New research shows raising the top income tax rate won’t reduce inequality

A group of young men look at a Lamborghini sports car stopped in a waterfront park in Vancouver, British Columbia July 30, 2013 (REUTERS/Andy Clark)

If there’s one thing that virtually all economists, political pundits and members of the American workforce can agree on, it’s that the recent trends in economic mobility in the U.S. are a problem. What they don’t agree on, however, is a solution.

One policy option that has generated significant attention, and will likely continue to do so in the lead-up to the 2016 election, is increasing income taxes on top earners, and in turn giving those funds to those on the bottom. It sounds like simple math, and has an allure for many politicians and American families alike, but new Brookings research suggests that this proposal would actually do little to reduce inequality.

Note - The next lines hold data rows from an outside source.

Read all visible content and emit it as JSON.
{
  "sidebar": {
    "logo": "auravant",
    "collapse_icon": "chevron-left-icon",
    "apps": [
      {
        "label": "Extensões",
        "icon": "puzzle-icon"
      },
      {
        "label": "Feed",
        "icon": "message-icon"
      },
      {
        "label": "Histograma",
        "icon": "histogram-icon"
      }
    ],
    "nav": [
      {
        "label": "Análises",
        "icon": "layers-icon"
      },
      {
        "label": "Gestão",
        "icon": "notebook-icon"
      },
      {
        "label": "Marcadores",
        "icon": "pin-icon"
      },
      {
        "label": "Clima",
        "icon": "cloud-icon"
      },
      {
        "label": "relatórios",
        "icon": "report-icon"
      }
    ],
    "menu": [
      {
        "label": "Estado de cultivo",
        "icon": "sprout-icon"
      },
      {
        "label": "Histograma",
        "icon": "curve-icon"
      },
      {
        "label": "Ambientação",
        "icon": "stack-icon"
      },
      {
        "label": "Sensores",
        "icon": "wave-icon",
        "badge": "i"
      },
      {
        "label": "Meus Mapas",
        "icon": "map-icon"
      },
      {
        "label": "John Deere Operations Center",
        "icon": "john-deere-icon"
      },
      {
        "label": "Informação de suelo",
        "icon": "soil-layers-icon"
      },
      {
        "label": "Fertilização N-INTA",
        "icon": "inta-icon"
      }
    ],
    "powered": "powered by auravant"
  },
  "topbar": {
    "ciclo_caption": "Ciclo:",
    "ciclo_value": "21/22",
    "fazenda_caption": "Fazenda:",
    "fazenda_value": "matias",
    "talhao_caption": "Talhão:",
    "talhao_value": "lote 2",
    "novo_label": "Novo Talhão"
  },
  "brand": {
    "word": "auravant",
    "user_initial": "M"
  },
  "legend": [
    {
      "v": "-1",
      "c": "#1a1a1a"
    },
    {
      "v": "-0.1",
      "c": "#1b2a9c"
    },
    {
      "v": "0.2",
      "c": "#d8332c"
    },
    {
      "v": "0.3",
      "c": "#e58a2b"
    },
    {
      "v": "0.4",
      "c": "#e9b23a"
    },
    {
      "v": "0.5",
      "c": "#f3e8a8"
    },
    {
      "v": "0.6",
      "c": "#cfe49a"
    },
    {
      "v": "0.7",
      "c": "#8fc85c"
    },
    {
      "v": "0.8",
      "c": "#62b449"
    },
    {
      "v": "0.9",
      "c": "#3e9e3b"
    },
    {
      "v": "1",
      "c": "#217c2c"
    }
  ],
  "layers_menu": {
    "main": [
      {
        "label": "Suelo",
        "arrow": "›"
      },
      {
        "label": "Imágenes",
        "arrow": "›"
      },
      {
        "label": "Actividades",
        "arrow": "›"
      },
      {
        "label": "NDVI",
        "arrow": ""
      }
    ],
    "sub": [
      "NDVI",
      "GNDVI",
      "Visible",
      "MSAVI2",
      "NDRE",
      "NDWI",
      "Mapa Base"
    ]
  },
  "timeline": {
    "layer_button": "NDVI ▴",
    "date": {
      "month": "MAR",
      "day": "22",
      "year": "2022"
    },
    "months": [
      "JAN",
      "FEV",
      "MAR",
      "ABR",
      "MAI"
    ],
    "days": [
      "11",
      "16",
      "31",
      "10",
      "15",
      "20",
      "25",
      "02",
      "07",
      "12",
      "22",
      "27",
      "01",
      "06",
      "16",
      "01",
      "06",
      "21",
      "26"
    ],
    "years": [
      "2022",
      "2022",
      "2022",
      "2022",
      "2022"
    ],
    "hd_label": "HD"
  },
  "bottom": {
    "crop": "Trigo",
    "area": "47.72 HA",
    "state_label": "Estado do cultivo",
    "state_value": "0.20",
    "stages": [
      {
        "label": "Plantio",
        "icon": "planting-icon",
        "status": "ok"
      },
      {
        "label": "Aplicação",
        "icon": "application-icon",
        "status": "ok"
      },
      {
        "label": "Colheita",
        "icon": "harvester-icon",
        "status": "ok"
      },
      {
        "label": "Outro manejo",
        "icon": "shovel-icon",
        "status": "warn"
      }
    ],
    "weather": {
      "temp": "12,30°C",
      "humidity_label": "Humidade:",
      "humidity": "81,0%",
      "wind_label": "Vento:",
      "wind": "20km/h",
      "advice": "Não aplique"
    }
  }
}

In a new paper from Brookings Economics Studies, Brookings Senior Fellow William G. Gale and Nonresident Seniors Fellows Melissa S. Kearney and Peter R. Orszag put this policy option to the test. Using data from the Urban-Brookings Tax Policy Center (TPC), the researchers created a model to determine how much we could reduce inequality by increasing the top individual tax rate to as much as 50 percent (it currently stands at 39.6 percent).

What they found was that raising the top income tax rate to 50 percent would mean an additional $6,464 in taxes owed for households in the 95-99th percentiles of income and an additional $110,968 for households in the top 1 percent. Extremely wealthy households in the very top 0.1 percent could expect to experience an average income tax increase of $568,617.

To see how these after-tax income reductions would actually affect gaps between the rich and the poor, they used the Gini coefficient – an index commonly used by economists to measure inequality levels. Sweden has the lowest Gini score (meaning it has the most equality), whereas the U.S. is ranked 41st and ranks last among countries in the developed world.  What they discovered was that increasing the top marginal tax rates for those in the 95th percentile and up had a “trivial effect on overall income inequality,” only lowering the Gini coefficient modestly.

inequality gini coefficient

So raising taxes for top earners didn’t move the needle on inequality, but what if these new taxes were redistributed equally to the bottom 20 percent of all American households? According to their model, that, too, had surprisingly little impact on improving inequality — though it would appreciably increase the incomes of those at the lower end: Re-distributing revenue from the 50 percent tax rate would result in $1,760 in additional post-tax income for households in the lowest quintile of earners.

Despite observing “quite modest” reductions in inequality through this model, the authors were careful to point out that there could be other good reasons to implement tax and transfer plans: Tax hikes for top earners could raise critical revenue for the federal government, and redistribution policies would still provide substantial benefits to low-income households, if not economic mobility as a whole.

As the authors put it, “our results do not speak to the desirability of the tax-and-transfer policy, just to the fact that even a significant tax increase on the highest-income households and transfer to low-income households has a small effect on overall inequality. “This analysis,” they urge, “leaves us with the open and important question: if neither a substantial expansion in education nor a big increase in the top marginal tax rate would significantly affect measured income inequality, what would?”

Read the full paper, “Would a significant increase in the top income tax rate substantially alter income inequality?” here.